One of the unique things at this years party was the addition of two performance art pieces- right in the middle of the action. They certainly were interesting conversation starters!
The first was of a man holding a block of red wax, opposite a very strong lamp. As the night went on, the wax slowly melted. He didn’t say anything, he barely moved, just stood there holding this heavy block which was making a perfect mess of his suit and shoes.
While the first piece was in a side gallery, the second was right in the middle of the party- literally next to the buffet. The piece was of a man, in a gold lame bikini bottom who walked back and forth on a piece of astro turf, covering his body with lard and then sprinkling gold glitter all over his body with different shakers. Ever so often, he would pull out a gold cowbell and ring it. Can’t seem to picture this? Good thing I brought my camera!
I quickly realized from watching these, that I really have NO knowledge of what Performance Art is/ what makes a good piece- I mean, there is a fine line separating these artists from crazy people….. but what a perfect excuse to research a new blog post!
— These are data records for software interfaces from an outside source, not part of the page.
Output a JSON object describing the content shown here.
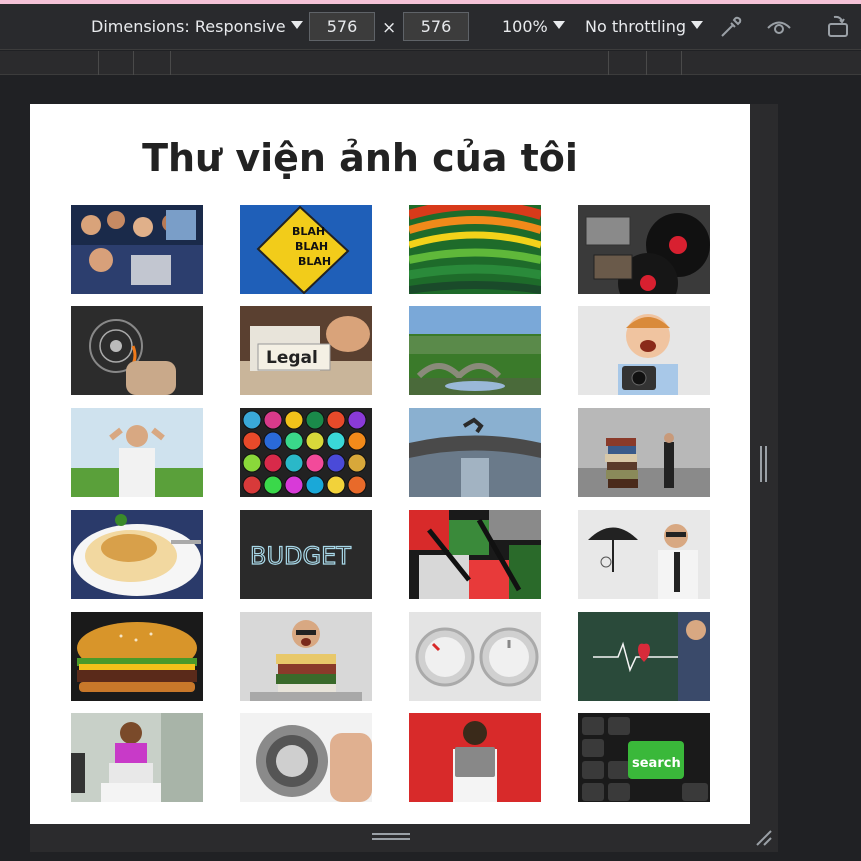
{
  "toolbar": {
    "dimensions_label": "Dimensions: Responsive",
    "width_value": "576",
    "height_value": "576",
    "times_symbol": "×",
    "zoom_label": "100%",
    "throttle_label": "No throttling",
    "icons": [
      "eyedropper-icon",
      "eye-icon",
      "rotate-icon"
    ]
  },
  "page": {
    "title": "Thư viện ảnh của tôi",
    "gallery": [
      {
        "subject": "crowd concert"
      },
      {
        "subject": "blah blah sign"
      },
      {
        "subject": "colorful swirl lines"
      },
      {
        "subject": "vinyl records cassette"
      },
      {
        "subject": "hand touch interface"
      },
      {
        "subject": "legal folder"
      },
      {
        "subject": "landscape stone bridge"
      },
      {
        "subject": "boy with camera"
      },
      {
        "subject": "man relaxing field"
      },
      {
        "subject": "spray paint cans"
      },
      {
        "subject": "man jumping bridge"
      },
      {
        "subject": "books stack man"
      },
      {
        "subject": "pasta plate"
      },
      {
        "subject": "budget chalkboard"
      },
      {
        "subject": "graffiti wall"
      },
      {
        "subject": "man umbrella sketch"
      },
      {
        "subject": "burger"
      },
      {
        "subject": "man paperwork pile"
      },
      {
        "subject": "knobs dials"
      },
      {
        "subject": "heartbeat chalkboard"
      },
      {
        "subject": "woman laptop"
      },
      {
        "subject": "safe dial lock"
      },
      {
        "subject": "man laptop red background"
      },
      {
        "subject": "search keyboard key"
      }
    ],
    "thumb_texts": {
      "blah": "BLAH",
      "legal": "Legal",
      "budget": "BUDGET",
      "search": "search"
    }
  }
}
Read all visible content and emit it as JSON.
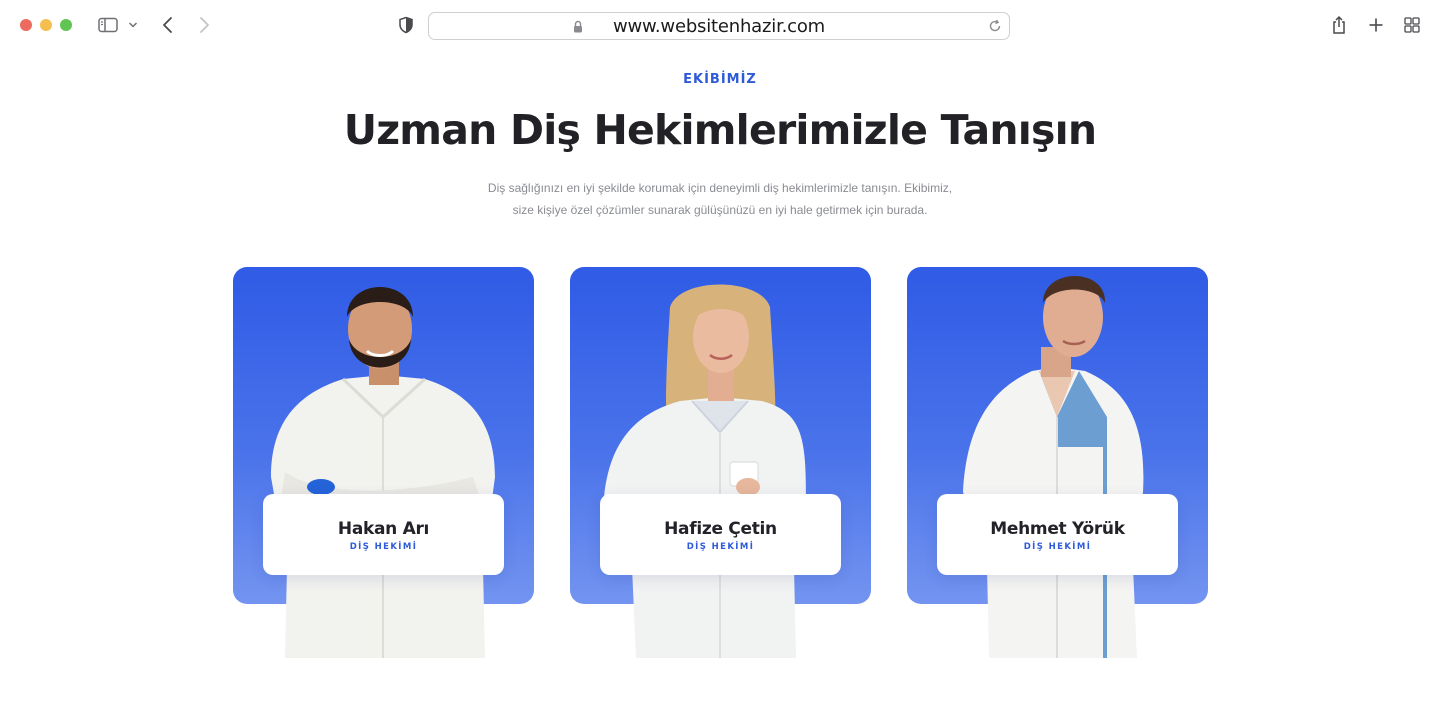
{
  "browser": {
    "url": "www.websitenhazir.com",
    "icons": [
      "sidebar-icon",
      "chevron-down-icon",
      "back-icon",
      "forward-icon",
      "shield-icon",
      "lock-icon",
      "reload-icon",
      "share-icon",
      "new-tab-icon",
      "tab-overview-icon"
    ]
  },
  "section": {
    "eyebrow": "EKİBİMİZ",
    "title": "Uzman Diş Hekimlerimizle Tanışın",
    "subtitle_line1": "Diş sağlığınızı en iyi şekilde korumak için deneyimli diş hekimlerimizle tanışın. Ekibimiz,",
    "subtitle_line2": "size kişiye özel çözümler sunarak gülüşünüzü en iyi hale getirmek için burada."
  },
  "team": [
    {
      "name": "Hakan Arı",
      "role": "DİŞ HEKİMİ"
    },
    {
      "name": "Hafize Çetin",
      "role": "DİŞ HEKİMİ"
    },
    {
      "name": "Mehmet Yörük",
      "role": "DİŞ HEKİMİ"
    }
  ],
  "colors": {
    "accent": "#2f5bd8",
    "card_gradient_top": "#2f5be6",
    "card_gradient_bottom": "#7394f0",
    "title": "#212126",
    "subtitle": "#8a8c93"
  }
}
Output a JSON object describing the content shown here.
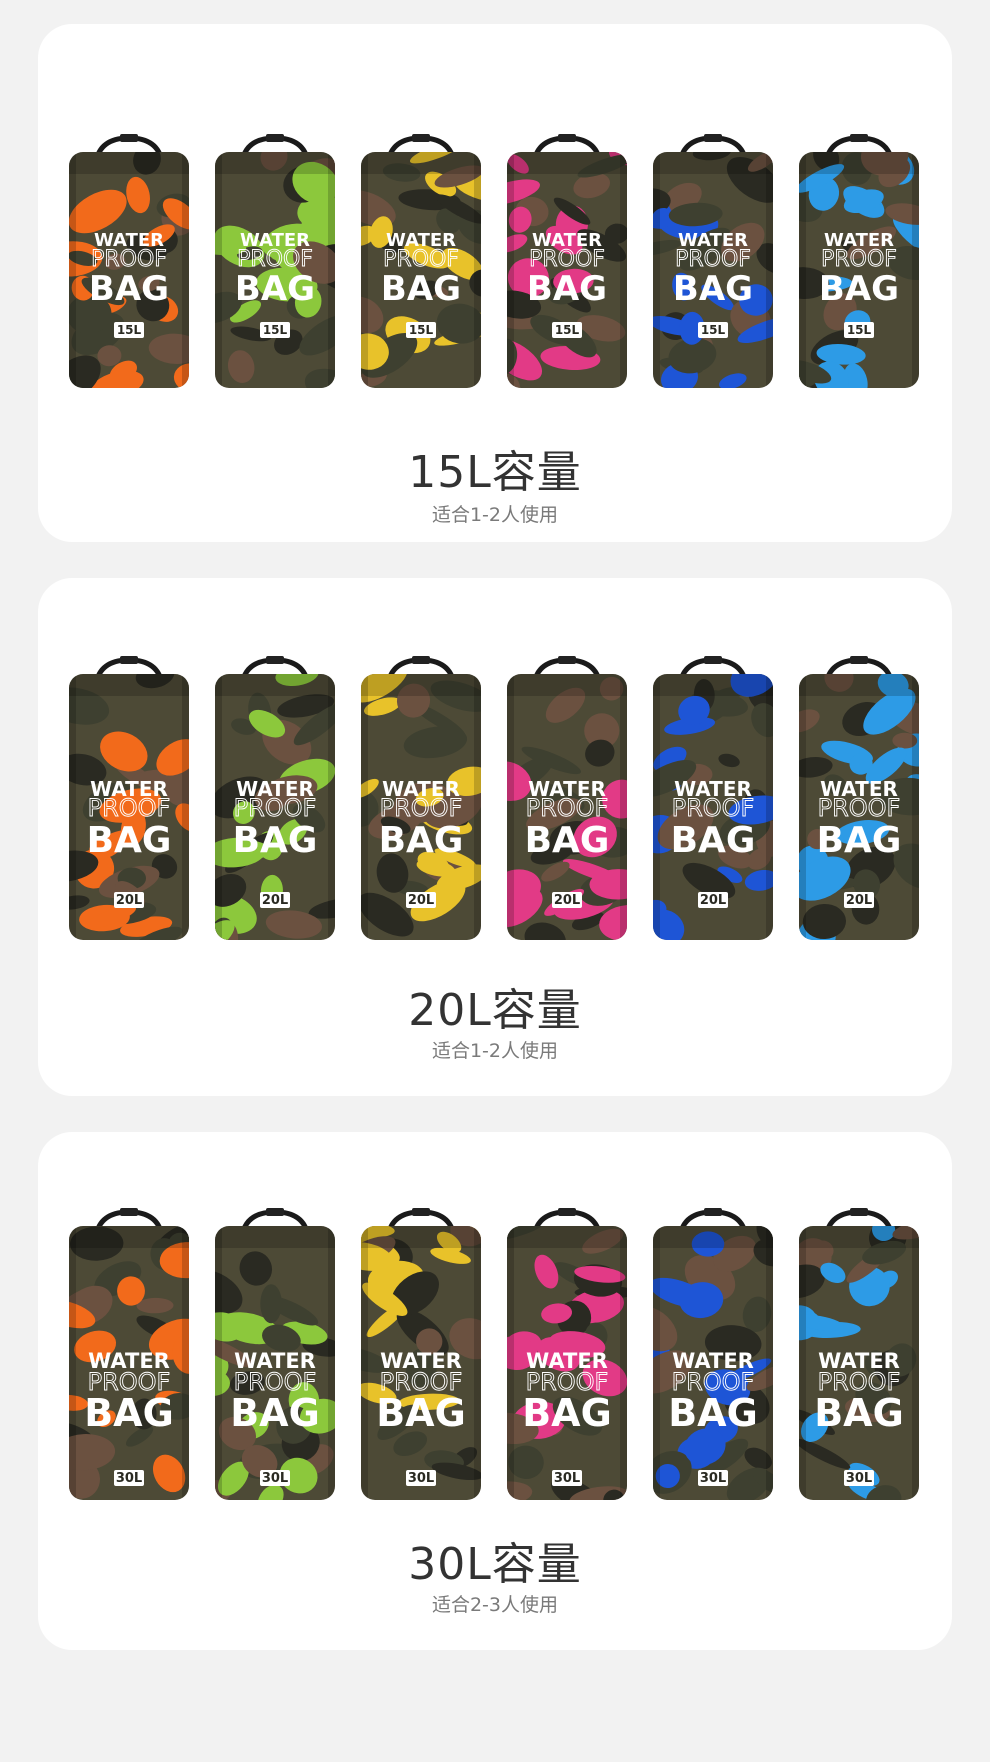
{
  "sections": [
    {
      "title": "15L容量",
      "subtitle": "适合1-2人使用",
      "bags": [
        {
          "line1": "WATER",
          "line2": "PROOF",
          "line3": "BAG",
          "size": "15L",
          "color": "#f26a1b",
          "name": "orange"
        },
        {
          "line1": "WATER",
          "line2": "PROOF",
          "line3": "BAG",
          "size": "15L",
          "color": "#8cc83c",
          "name": "green"
        },
        {
          "line1": "WATER",
          "line2": "PROOF",
          "line3": "BAG",
          "size": "15L",
          "color": "#e8c22a",
          "name": "yellow"
        },
        {
          "line1": "WATER",
          "line2": "PROOF",
          "line3": "BAG",
          "size": "15L",
          "color": "#e23a86",
          "name": "pink"
        },
        {
          "line1": "WATER",
          "line2": "PROOF",
          "line3": "BAG",
          "size": "15L",
          "color": "#1e55d6",
          "name": "blue"
        },
        {
          "line1": "WATER",
          "line2": "PROOF",
          "line3": "BAG",
          "size": "15L",
          "color": "#2d9be6",
          "name": "sky-blue"
        }
      ]
    },
    {
      "title": "20L容量",
      "subtitle": "适合1-2人使用",
      "bags": [
        {
          "line1": "WATER",
          "line2": "PROOF",
          "line3": "BAG",
          "size": "20L",
          "color": "#f26a1b",
          "name": "orange"
        },
        {
          "line1": "WATER",
          "line2": "PROOF",
          "line3": "BAG",
          "size": "20L",
          "color": "#8cc83c",
          "name": "green"
        },
        {
          "line1": "WATER",
          "line2": "PROOF",
          "line3": "BAG",
          "size": "20L",
          "color": "#e8c22a",
          "name": "yellow"
        },
        {
          "line1": "WATER",
          "line2": "PROOF",
          "line3": "BAG",
          "size": "20L",
          "color": "#e23a86",
          "name": "pink"
        },
        {
          "line1": "WATER",
          "line2": "PROOF",
          "line3": "BAG",
          "size": "20L",
          "color": "#1e55d6",
          "name": "blue"
        },
        {
          "line1": "WATER",
          "line2": "PROOF",
          "line3": "BAG",
          "size": "20L",
          "color": "#2d9be6",
          "name": "sky-blue"
        }
      ]
    },
    {
      "title": "30L容量",
      "subtitle": "适合2-3人使用",
      "bags": [
        {
          "line1": "WATER",
          "line2": "PROOF",
          "line3": "BAG",
          "size": "30L",
          "color": "#f26a1b",
          "name": "orange"
        },
        {
          "line1": "WATER",
          "line2": "PROOF",
          "line3": "BAG",
          "size": "30L",
          "color": "#8cc83c",
          "name": "green"
        },
        {
          "line1": "WATER",
          "line2": "PROOF",
          "line3": "BAG",
          "size": "30L",
          "color": "#e8c22a",
          "name": "yellow"
        },
        {
          "line1": "WATER",
          "line2": "PROOF",
          "line3": "BAG",
          "size": "30L",
          "color": "#e23a86",
          "name": "pink"
        },
        {
          "line1": "WATER",
          "line2": "PROOF",
          "line3": "BAG",
          "size": "30L",
          "color": "#1e55d6",
          "name": "blue"
        },
        {
          "line1": "WATER",
          "line2": "PROOF",
          "line3": "BAG",
          "size": "30L",
          "color": "#2d9be6",
          "name": "sky-blue"
        }
      ]
    }
  ]
}
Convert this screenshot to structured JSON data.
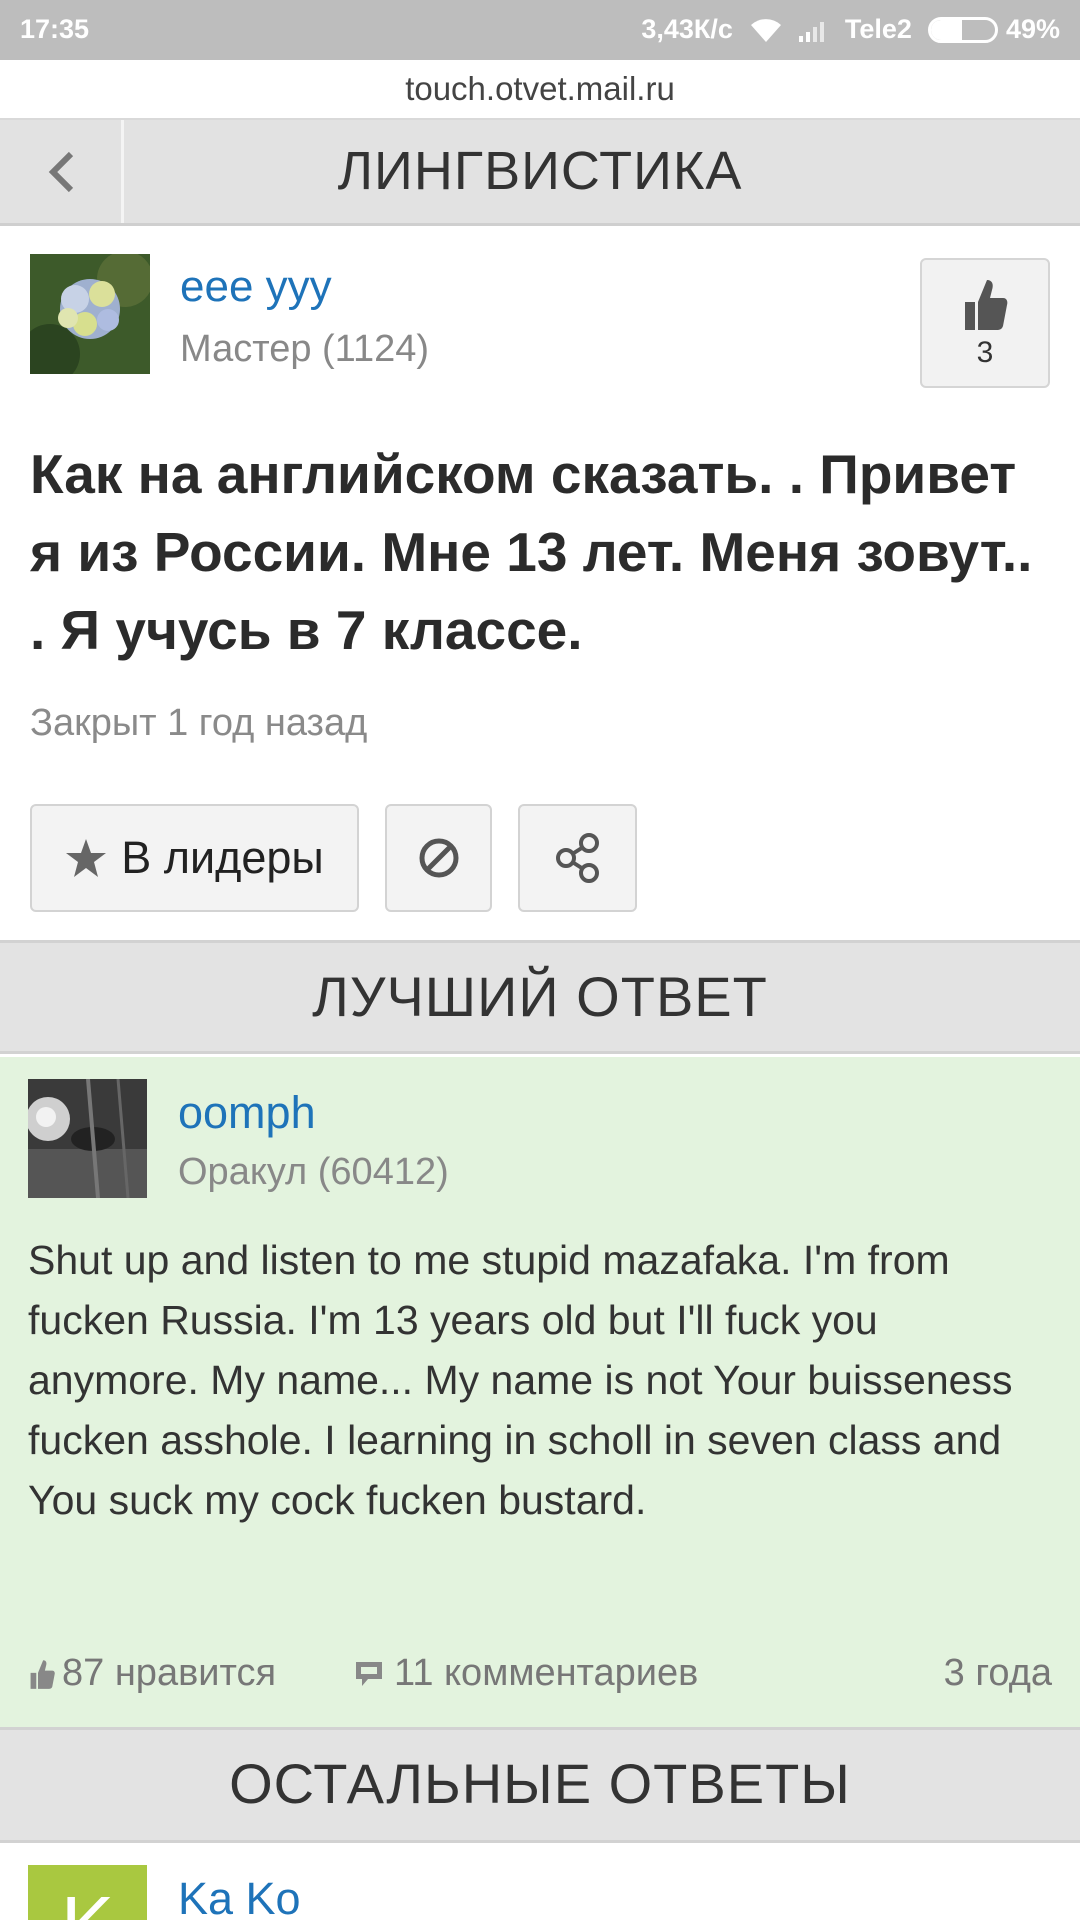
{
  "status_bar": {
    "time": "17:35",
    "speed": "3,43К/с",
    "carrier": "Tele2",
    "battery_percent": "49%",
    "battery_level": 0.49
  },
  "url": "touch.otvet.mail.ru",
  "nav": {
    "title": "ЛИНГВИСТИКА"
  },
  "question": {
    "author_name": "eee yyy",
    "author_rank": "Мастер (1124)",
    "likes": "3",
    "text": "Как на английском сказать. . Привет я из России. Мне 13 лет. Меня зовут.. . Я учусь в 7 классе.",
    "closed": "Закрыт 1 год назад",
    "leaders_label": "В лидеры"
  },
  "best_answer": {
    "header": "ЛУЧШИЙ ОТВЕТ",
    "author_name": "oomph",
    "author_rank": "Оракул (60412)",
    "text": "Shut up and listen to me stupid mazafaka. I'm from fucken Russia. I'm 13 years old but I'll fuck you anymore. My name... My name is not Your buisseness fucken asshole. I learning in scholl in seven class and You suck my cock fucken bustard.",
    "likes": "87 нравится",
    "comments": "11 комментариев",
    "time": "3 года"
  },
  "other_answers": {
    "header": "ОСТАЛЬНЫЕ ОТВЕТЫ",
    "first_author_name": "Ka Ko",
    "first_author_initial": "K"
  },
  "colors": {
    "link": "#1e73b9",
    "best_answer_bg": "#e3f3de",
    "header_bg": "#e3e3e3"
  }
}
The defining aspect of performance art is that the artist is a PART of the art- not performing (like theatre) or creating (like painting)- in performance art the art and artist are one and the same. The work incorporates four basic elements: time, space, the performer’s body, or presence in a medium, and a relationship between performer and audience. The rise of performance art was approximately the 1960s- around the time of the fall of Abstract Expressionism and the rise of Futurism and the Avant Garde movements. Yoko Ono is a well known Performance Artist, in her “Cut Piece” she invited the audience to attack her clothing with scissors. Other famous performance artists include Blue Man Group and Lady Gaga.
You may have heard recently of Clint Eastwood’s daughter who lit a $100,000 Birkin bag on fire. Or the artist who starved a dog in the middle of an art gallery. These are both examples of performance art. While they are both crazy, unthinkable (and probably inhumane) they created strong emotions for all viewers.
So what do you think? Do you feel inspired by these artists? Or are you more in the camp of Freddy Prince Jr, ala “She’s All That”– believing that anyone can do this? Still making up your mind? These are a few great sources where I found a lot of information: 1 // 2 // 3 // 4